[INFORMATION PROVIDED Boundary: Start]

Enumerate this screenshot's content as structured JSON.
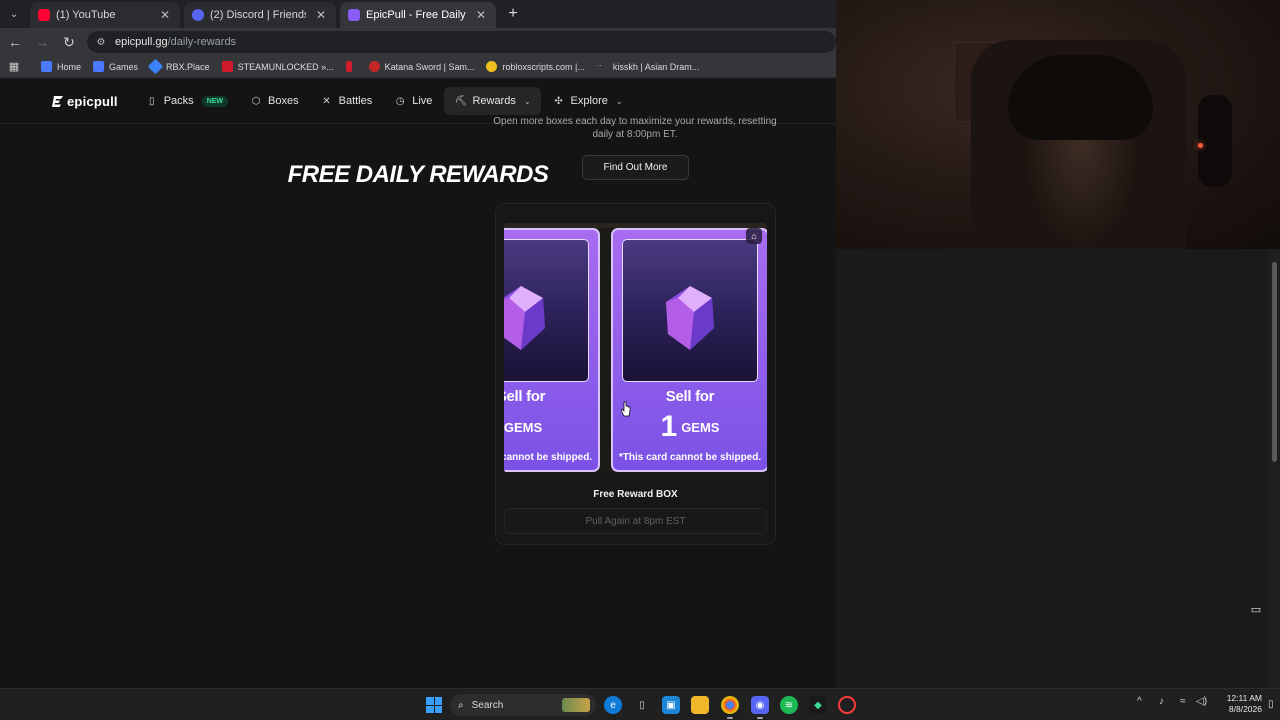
{
  "browser": {
    "tabs": [
      {
        "title": "(1) YouTube",
        "favicon_color": "#ff0033",
        "active": false
      },
      {
        "title": "(2) Discord | Friends",
        "favicon_color": "#5865f2",
        "active": false
      },
      {
        "title": "EpicPull - Free Daily Rewards",
        "favicon_color": "#8a5cf6",
        "active": true
      }
    ],
    "close_glyph": "✕",
    "new_tab_glyph": "+",
    "url_host": "epicpull.gg",
    "url_path": "/daily-rewards",
    "bookmarks": [
      {
        "label": "Home",
        "icon_color": "#4a78ff"
      },
      {
        "label": "Games",
        "icon_color": "#4a78ff"
      },
      {
        "label": "RBX.Place",
        "icon_color": "#3b82f6"
      },
      {
        "label": "STEAMUNLOCKED »...",
        "icon_color": "#d11a2a"
      },
      {
        "label": "",
        "icon_color": "#d11a2a"
      },
      {
        "label": "Katana Sword | Sam...",
        "icon_color": "#c62828"
      },
      {
        "label": "robloxscripts.com |...",
        "icon_color": "#f0c020"
      },
      {
        "label": "kisskh | Asian Dram...",
        "icon_color": "#888888"
      }
    ]
  },
  "site": {
    "logo": "epicpull",
    "nav": [
      {
        "label": "Packs",
        "icon": "packs-icon",
        "glyph": "▯",
        "badge": "NEW"
      },
      {
        "label": "Boxes",
        "icon": "box-icon",
        "glyph": "⬡"
      },
      {
        "label": "Battles",
        "icon": "swords-icon",
        "glyph": "✕"
      },
      {
        "label": "Live",
        "icon": "clock-icon",
        "glyph": "◷"
      },
      {
        "label": "Rewards",
        "icon": "rewards-icon",
        "glyph": "⛏",
        "chevron": "⌄",
        "active": true
      },
      {
        "label": "Explore",
        "icon": "explore-icon",
        "glyph": "✣",
        "chevron": "⌄"
      }
    ],
    "hero_title": "FREE DAILY REWARDS",
    "hero_subtitle": "Open more boxes each day to maximize your rewards, resetting daily at 8:00pm ET.",
    "find_out_more": "Find Out More",
    "reward": {
      "box_name": "Free Reward BOX",
      "pull_again": "Pull Again at 8pm EST",
      "card_left": {
        "sell": "Sell for",
        "amount": "",
        "gems": "GEMS",
        "note": "*This card cannot be shipped."
      },
      "card_right": {
        "sell": "Sell for",
        "amount": "1",
        "gems": "GEMS",
        "note": "*This card cannot be shipped."
      }
    }
  },
  "taskbar": {
    "search": "Search",
    "time": "12:11 AM",
    "date": "8/8/2026",
    "apps": [
      "file-explorer-icon",
      "edge-icon",
      "mouse-app-icon",
      "photos-icon",
      "folder-icon",
      "chrome-icon",
      "discord-icon",
      "spotify-icon",
      "game-app-icon",
      "opera-gx-icon"
    ]
  },
  "colors": {
    "accent": "#8a5cf6",
    "card_top": "#a86cf0",
    "card_bottom": "#7b52e6",
    "new_badge": "#3ddc97"
  }
}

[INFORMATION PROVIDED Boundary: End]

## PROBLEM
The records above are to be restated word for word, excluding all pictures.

## SOLUTION FOR THIS TASK
Enumerate this screenshot's content as structured JSON.
{
  "browser": {
    "tabs": [
      {
        "title": "(1) YouTube",
        "favicon_color": "#ff0033",
        "active": false
      },
      {
        "title": "(2) Discord | Friends",
        "favicon_color": "#5865f2",
        "active": false
      },
      {
        "title": "EpicPull - Free Daily Rewards",
        "favicon_color": "#8a5cf6",
        "active": true
      }
    ],
    "close_glyph": "✕",
    "new_tab_glyph": "+",
    "url_host": "epicpull.gg",
    "url_path": "/daily-rewards",
    "bookmarks": [
      {
        "label": "Home",
        "icon_color": "#4a78ff"
      },
      {
        "label": "Games",
        "icon_color": "#4a78ff"
      },
      {
        "label": "RBX.Place",
        "icon_color": "#3b82f6"
      },
      {
        "label": "STEAMUNLOCKED »...",
        "icon_color": "#d11a2a"
      },
      {
        "label": "",
        "icon_color": "#d11a2a"
      },
      {
        "label": "Katana Sword | Sam...",
        "icon_color": "#c62828"
      },
      {
        "label": "robloxscripts.com |...",
        "icon_color": "#f0c020"
      },
      {
        "label": "kisskh | Asian Dram...",
        "icon_color": "#888888"
      }
    ]
  },
  "site": {
    "logo": "epicpull",
    "nav": [
      {
        "label": "Packs",
        "icon": "packs-icon",
        "glyph": "▯",
        "badge": "NEW"
      },
      {
        "label": "Boxes",
        "icon": "box-icon",
        "glyph": "⬡"
      },
      {
        "label": "Battles",
        "icon": "swords-icon",
        "glyph": "✕"
      },
      {
        "label": "Live",
        "icon": "clock-icon",
        "glyph": "◷"
      },
      {
        "label": "Rewards",
        "icon": "rewards-icon",
        "glyph": "⛏",
        "chevron": "⌄",
        "active": true
      },
      {
        "label": "Explore",
        "icon": "explore-icon",
        "glyph": "✣",
        "chevron": "⌄"
      }
    ],
    "hero_title": "FREE DAILY REWARDS",
    "hero_subtitle": "Open more boxes each day to maximize your rewards, resetting daily at 8:00pm ET.",
    "find_out_more": "Find Out More",
    "reward": {
      "box_name": "Free Reward BOX",
      "pull_again": "Pull Again at 8pm EST",
      "card_left": {
        "sell": "Sell for",
        "amount": "",
        "gems": "GEMS",
        "note": "*This card cannot be shipped."
      },
      "card_right": {
        "sell": "Sell for",
        "amount": "1",
        "gems": "GEMS",
        "note": "*This card cannot be shipped."
      }
    }
  },
  "taskbar": {
    "search": "Search",
    "time": "12:11 AM",
    "date": "8/8/2026",
    "apps": [
      "file-explorer-icon",
      "edge-icon",
      "mouse-app-icon",
      "photos-icon",
      "folder-icon",
      "chrome-icon",
      "discord-icon",
      "spotify-icon",
      "game-app-icon",
      "opera-gx-icon"
    ]
  },
  "colors": {
    "accent": "#8a5cf6",
    "card_top": "#a86cf0",
    "card_bottom": "#7b52e6",
    "new_badge": "#3ddc97"
  }
}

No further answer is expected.